#### [TASK STATEMENT]
Only lines containing "JSON" are wanted from the data below. Copy those lines.

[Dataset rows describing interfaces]
== Segment start ==

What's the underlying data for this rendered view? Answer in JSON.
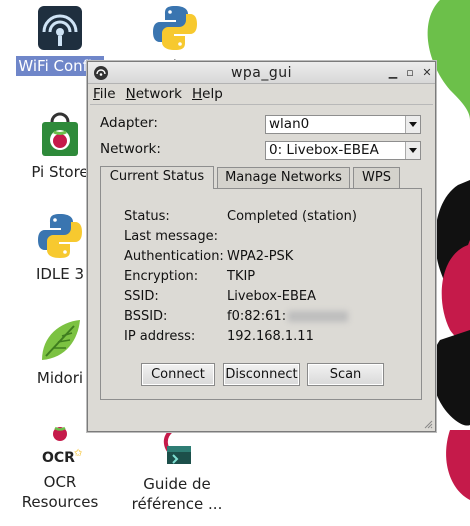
{
  "desktop": {
    "icons": [
      {
        "label": "WiFi Config",
        "icon": "wifi-icon",
        "selected": true
      },
      {
        "label": "Python",
        "icon": "python-icon"
      },
      {
        "label": "Pi Store",
        "icon": "store-icon"
      },
      {
        "label": "IDLE 3",
        "icon": "python-icon"
      },
      {
        "label": "Midori",
        "icon": "midori-icon"
      },
      {
        "label": "OCR Resources",
        "icon": "ocr-icon"
      },
      {
        "label": "Guide de référence ...",
        "icon": "debian-reference-icon"
      }
    ]
  },
  "window": {
    "title": "wpa_gui",
    "menu": [
      "File",
      "Network",
      "Help"
    ],
    "adapter": {
      "label": "Adapter:",
      "value": "wlan0"
    },
    "network": {
      "label": "Network:",
      "value": "0: Livebox-EBEA"
    },
    "tabs": [
      {
        "label": "Current Status",
        "active": true
      },
      {
        "label": "Manage Networks",
        "active": false
      },
      {
        "label": "WPS",
        "active": false
      }
    ],
    "status": {
      "status_label": "Status:",
      "status_value": "Completed (station)",
      "last_message_label": "Last message:",
      "last_message_value": "",
      "auth_label": "Authentication:",
      "auth_value": "WPA2-PSK",
      "enc_label": "Encryption:",
      "enc_value": "TKIP",
      "ssid_label": "SSID:",
      "ssid_value": "Livebox-EBEA",
      "bssid_label": "BSSID:",
      "bssid_value": "f0:82:61:",
      "ip_label": "IP address:",
      "ip_value": "192.168.1.11"
    },
    "buttons": {
      "connect": "Connect",
      "disconnect": "Disconnect",
      "scan": "Scan"
    }
  },
  "colors": {
    "selection": "#6f86c9",
    "raspberry": "#c51a4a",
    "window_bg": "#dcdad5"
  }
}
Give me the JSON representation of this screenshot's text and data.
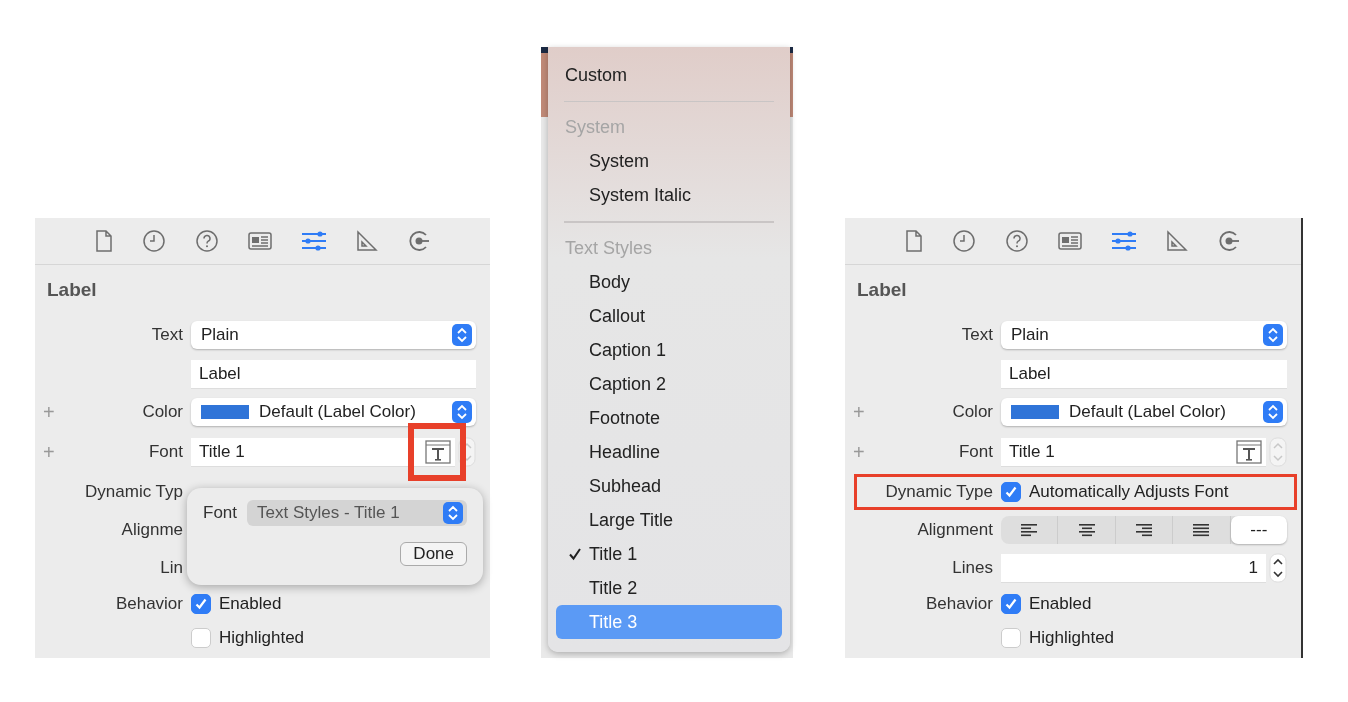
{
  "left_inspector": {
    "toolbar": [
      {
        "kind": "file",
        "selected": false
      },
      {
        "kind": "history",
        "selected": false
      },
      {
        "kind": "help",
        "selected": false
      },
      {
        "kind": "identity",
        "selected": false
      },
      {
        "kind": "attributes",
        "selected": true
      },
      {
        "kind": "size",
        "selected": false
      },
      {
        "kind": "connections",
        "selected": false
      }
    ],
    "title": "Label",
    "rows": [
      {
        "kind": "popup",
        "label": "Text",
        "value": "Plain"
      },
      {
        "kind": "text",
        "value": "Label"
      },
      {
        "kind": "color",
        "plus": "+",
        "label": "Color",
        "value": "Default (Label Color)"
      },
      {
        "kind": "font",
        "plus": "+",
        "label": "Font",
        "value": "Title 1",
        "highlighted": true
      },
      {
        "kind": "label_only",
        "label": "Dynamic Typ"
      },
      {
        "kind": "label_only",
        "label": "Alignme"
      },
      {
        "kind": "label_only",
        "label": "Lin"
      },
      {
        "kind": "check",
        "label": "Behavior",
        "text": "Enabled",
        "checked": true
      },
      {
        "kind": "check",
        "text": "Highlighted",
        "checked": false
      }
    ],
    "popover": {
      "label": "Font",
      "value": "Text Styles - Title 1",
      "button": "Done"
    }
  },
  "font_menu": {
    "items": [
      {
        "kind": "item",
        "text": "Custom",
        "checked": false,
        "selected": false,
        "indented": false
      },
      {
        "kind": "separator"
      },
      {
        "kind": "header",
        "text": "System"
      },
      {
        "kind": "item",
        "text": "System",
        "checked": false,
        "selected": false,
        "indented": true
      },
      {
        "kind": "item",
        "text": "System Italic",
        "checked": false,
        "selected": false,
        "indented": true
      },
      {
        "kind": "separator"
      },
      {
        "kind": "header",
        "text": "Text Styles"
      },
      {
        "kind": "item",
        "text": "Body",
        "checked": false,
        "selected": false,
        "indented": true
      },
      {
        "kind": "item",
        "text": "Callout",
        "checked": false,
        "selected": false,
        "indented": true
      },
      {
        "kind": "item",
        "text": "Caption 1",
        "checked": false,
        "selected": false,
        "indented": true
      },
      {
        "kind": "item",
        "text": "Caption 2",
        "checked": false,
        "selected": false,
        "indented": true
      },
      {
        "kind": "item",
        "text": "Footnote",
        "checked": false,
        "selected": false,
        "indented": true
      },
      {
        "kind": "item",
        "text": "Headline",
        "checked": false,
        "selected": false,
        "indented": true
      },
      {
        "kind": "item",
        "text": "Subhead",
        "checked": false,
        "selected": false,
        "indented": true
      },
      {
        "kind": "item",
        "text": "Large Title",
        "checked": false,
        "selected": false,
        "indented": true
      },
      {
        "kind": "item",
        "text": "Title 1",
        "checked": true,
        "selected": false,
        "indented": true
      },
      {
        "kind": "item",
        "text": "Title 2",
        "checked": false,
        "selected": false,
        "indented": true
      },
      {
        "kind": "item",
        "text": "Title 3",
        "checked": false,
        "selected": true,
        "indented": true
      }
    ]
  },
  "right_inspector": {
    "toolbar": [
      {
        "kind": "file",
        "selected": false
      },
      {
        "kind": "history",
        "selected": false
      },
      {
        "kind": "help",
        "selected": false
      },
      {
        "kind": "identity",
        "selected": false
      },
      {
        "kind": "attributes",
        "selected": true
      },
      {
        "kind": "size",
        "selected": false
      },
      {
        "kind": "connections",
        "selected": false
      }
    ],
    "title": "Label",
    "rows": [
      {
        "kind": "popup",
        "label": "Text",
        "value": "Plain"
      },
      {
        "kind": "text",
        "value": "Label"
      },
      {
        "kind": "color",
        "plus": "+",
        "label": "Color",
        "value": "Default (Label Color)"
      },
      {
        "kind": "font",
        "plus": "+",
        "label": "Font",
        "value": "Title 1",
        "highlighted": false
      },
      {
        "kind": "dynamic",
        "label": "Dynamic Type",
        "text": "Automatically Adjusts Font",
        "checked": true,
        "highlighted": true
      },
      {
        "kind": "align",
        "label": "Alignment",
        "segments": [
          {
            "kind": "left",
            "selected": false
          },
          {
            "kind": "center",
            "selected": false
          },
          {
            "kind": "right",
            "selected": false
          },
          {
            "kind": "justified",
            "selected": false
          },
          {
            "kind": "natural",
            "text": "---",
            "selected": true
          }
        ]
      },
      {
        "kind": "lines",
        "label": "Lines",
        "value": "1"
      },
      {
        "kind": "check",
        "label": "Behavior",
        "text": "Enabled",
        "checked": true
      },
      {
        "kind": "check",
        "text": "Highlighted",
        "checked": false
      }
    ]
  }
}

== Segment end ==

#### [ANSWER TO THE PROBLEM]
What's the underlying data for this rendered view? Answer in JSON.
Give me the JSON representation of this screenshot's text and data.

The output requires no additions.